New Turkish coming-of-age drama Love 101, which is set to begin on April 24, unleashed a torrent of fury over unconfirmed rumours that it will feature a gay character.
It’s technically legal to be gay in Turkey, but LGBT+ people in the country have few legal rights and face extreme stigma – with Pride parades still often brutally repressed by police.
The Love 101 rumours have fuelled a homophobic moral panic in the country.
Turkish TV watchdog says country ‘will not tolerate’ gay character on Netflix show
According to Reuters, the president of the Radio and Television Supreme Council Ebubekir Sahin made clear: “We will not tolerate broadcasts that are contrary to the national and spiritual values of our society.”
Online, posts have racked up thousands of likes accusing Netflix of “trying to normalise immorality”, branding the streaming giant “Islam’s enemy” for airing the show during Ramadan,
Netflix – which has championed LGBT+ representation in many of its releases – has not confirmed or denied reports about the show, but has warned of “misinformation” spreading online.
The streaming giant told Turkish media: “A lot of false information is spreading from fake accounts… believe only what you hear from us about the series and the characters, not the rumours.”
An official release states of the show: “Set primarily in 1998, with present day vignettes that frame each episode, LOVE 101 follows a group of 17-year-old misfits who set their mind on keeping their favourite teacher in town, so that they can stay in school.
“They plot for her to fall in love with the new basketball coach, but in doing so they don’t realize that they are actually discovering love themselves.
“Through this journey they will learn they have more in common than they know, are stronger together than they are apart and that love can’t be manufactured.”
Plenty of people want better LGBT+ representation in Turkey
While the show has faced a homophobic backlash, plenty of Turks on social media are crying out for better LGBT+ representation.
One wrote: “i wasn’t planning on watching this show but homophobes were so loud and got me interested in the show. thank u a**holes for free publicity”.
Another added: “Netflix Turkey said gay rights.
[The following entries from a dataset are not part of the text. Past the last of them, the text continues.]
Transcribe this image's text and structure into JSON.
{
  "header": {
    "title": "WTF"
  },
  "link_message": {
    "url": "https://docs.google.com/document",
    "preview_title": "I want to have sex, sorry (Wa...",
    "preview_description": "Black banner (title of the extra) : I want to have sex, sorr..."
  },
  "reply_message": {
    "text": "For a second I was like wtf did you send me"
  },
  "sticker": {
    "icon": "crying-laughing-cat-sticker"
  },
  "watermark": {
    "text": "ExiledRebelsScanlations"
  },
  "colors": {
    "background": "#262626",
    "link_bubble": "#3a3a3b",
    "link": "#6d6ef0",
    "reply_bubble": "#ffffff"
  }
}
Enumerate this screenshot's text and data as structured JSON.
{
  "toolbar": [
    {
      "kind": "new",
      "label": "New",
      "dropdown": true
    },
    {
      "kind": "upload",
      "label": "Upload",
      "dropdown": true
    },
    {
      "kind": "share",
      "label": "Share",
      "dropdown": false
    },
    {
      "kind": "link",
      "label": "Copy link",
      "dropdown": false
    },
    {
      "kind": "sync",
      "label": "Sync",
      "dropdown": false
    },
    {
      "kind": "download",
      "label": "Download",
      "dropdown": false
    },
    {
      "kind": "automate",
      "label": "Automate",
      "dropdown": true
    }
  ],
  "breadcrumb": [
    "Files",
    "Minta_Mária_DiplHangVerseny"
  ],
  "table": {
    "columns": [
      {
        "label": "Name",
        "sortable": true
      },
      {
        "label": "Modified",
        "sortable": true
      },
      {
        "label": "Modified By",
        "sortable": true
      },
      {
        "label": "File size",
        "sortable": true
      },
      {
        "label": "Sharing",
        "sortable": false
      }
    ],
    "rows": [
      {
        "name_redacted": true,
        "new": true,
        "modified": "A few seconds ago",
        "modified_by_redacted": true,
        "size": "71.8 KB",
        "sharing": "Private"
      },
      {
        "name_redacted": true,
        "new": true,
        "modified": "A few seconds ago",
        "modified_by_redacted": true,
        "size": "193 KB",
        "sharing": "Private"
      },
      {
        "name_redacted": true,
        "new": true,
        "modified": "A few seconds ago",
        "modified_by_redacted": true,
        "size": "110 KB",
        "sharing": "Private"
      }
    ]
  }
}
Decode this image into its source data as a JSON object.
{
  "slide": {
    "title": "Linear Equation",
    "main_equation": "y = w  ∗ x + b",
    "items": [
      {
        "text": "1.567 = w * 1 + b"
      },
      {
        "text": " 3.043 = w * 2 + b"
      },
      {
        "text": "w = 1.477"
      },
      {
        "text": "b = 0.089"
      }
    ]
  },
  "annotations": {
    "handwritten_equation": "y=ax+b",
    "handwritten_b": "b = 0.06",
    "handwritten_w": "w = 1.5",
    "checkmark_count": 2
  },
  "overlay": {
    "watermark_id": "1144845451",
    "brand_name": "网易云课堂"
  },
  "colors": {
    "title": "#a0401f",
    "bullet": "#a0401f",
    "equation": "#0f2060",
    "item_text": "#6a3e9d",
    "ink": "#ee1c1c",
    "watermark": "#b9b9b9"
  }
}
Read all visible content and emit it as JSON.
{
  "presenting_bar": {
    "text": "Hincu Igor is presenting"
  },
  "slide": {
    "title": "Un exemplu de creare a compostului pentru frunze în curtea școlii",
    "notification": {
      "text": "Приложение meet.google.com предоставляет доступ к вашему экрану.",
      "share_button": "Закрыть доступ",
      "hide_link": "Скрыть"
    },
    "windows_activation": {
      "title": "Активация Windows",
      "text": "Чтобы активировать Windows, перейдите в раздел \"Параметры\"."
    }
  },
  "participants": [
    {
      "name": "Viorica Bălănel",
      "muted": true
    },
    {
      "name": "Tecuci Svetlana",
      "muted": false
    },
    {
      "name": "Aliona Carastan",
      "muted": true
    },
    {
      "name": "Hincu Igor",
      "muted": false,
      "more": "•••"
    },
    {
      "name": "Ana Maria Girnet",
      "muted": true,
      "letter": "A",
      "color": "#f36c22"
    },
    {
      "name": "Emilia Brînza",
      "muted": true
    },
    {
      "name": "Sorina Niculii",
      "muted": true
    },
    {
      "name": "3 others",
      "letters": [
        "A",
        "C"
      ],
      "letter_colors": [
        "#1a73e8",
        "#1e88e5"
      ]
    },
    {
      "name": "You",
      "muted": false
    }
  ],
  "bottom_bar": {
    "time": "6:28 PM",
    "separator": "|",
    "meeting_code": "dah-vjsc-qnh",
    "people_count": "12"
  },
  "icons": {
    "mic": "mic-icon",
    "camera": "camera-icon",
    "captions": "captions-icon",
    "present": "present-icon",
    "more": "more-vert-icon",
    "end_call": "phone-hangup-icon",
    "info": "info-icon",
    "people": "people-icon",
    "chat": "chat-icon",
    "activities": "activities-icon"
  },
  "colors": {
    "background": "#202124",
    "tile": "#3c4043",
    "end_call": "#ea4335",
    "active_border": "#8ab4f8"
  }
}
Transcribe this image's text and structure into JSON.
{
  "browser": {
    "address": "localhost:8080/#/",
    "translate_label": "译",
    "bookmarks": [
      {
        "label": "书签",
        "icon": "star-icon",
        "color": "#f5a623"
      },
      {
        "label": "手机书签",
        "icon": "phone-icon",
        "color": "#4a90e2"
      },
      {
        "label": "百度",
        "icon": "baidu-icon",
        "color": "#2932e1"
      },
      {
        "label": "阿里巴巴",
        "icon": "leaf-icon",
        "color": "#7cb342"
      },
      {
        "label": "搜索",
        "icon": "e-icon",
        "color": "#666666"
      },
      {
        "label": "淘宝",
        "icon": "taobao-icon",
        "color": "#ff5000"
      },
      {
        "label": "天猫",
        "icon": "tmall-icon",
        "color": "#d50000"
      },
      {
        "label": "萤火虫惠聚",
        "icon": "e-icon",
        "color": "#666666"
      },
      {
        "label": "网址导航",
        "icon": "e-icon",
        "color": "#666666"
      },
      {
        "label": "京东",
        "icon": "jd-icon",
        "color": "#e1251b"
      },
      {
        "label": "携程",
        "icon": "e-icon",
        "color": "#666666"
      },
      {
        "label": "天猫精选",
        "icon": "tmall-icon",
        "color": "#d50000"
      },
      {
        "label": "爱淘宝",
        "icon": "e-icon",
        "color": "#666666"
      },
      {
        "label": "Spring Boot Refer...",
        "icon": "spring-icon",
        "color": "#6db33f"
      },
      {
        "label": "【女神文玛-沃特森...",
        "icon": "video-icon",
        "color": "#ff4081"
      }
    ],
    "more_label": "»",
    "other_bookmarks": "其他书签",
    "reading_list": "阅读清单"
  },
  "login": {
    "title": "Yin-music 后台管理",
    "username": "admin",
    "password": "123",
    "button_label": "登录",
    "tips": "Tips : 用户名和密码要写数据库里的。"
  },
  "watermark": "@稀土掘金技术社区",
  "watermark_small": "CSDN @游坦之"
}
And the homophobes stay mad”.
But homophobia in the country is no joke. In June 2019, police clad in riot gear fired tear gas at Istanbul Pride marchers to disrupt the event, marking the fifth year the event has been prevented from going ahead.
by Nick Duffy
Source – PinkNews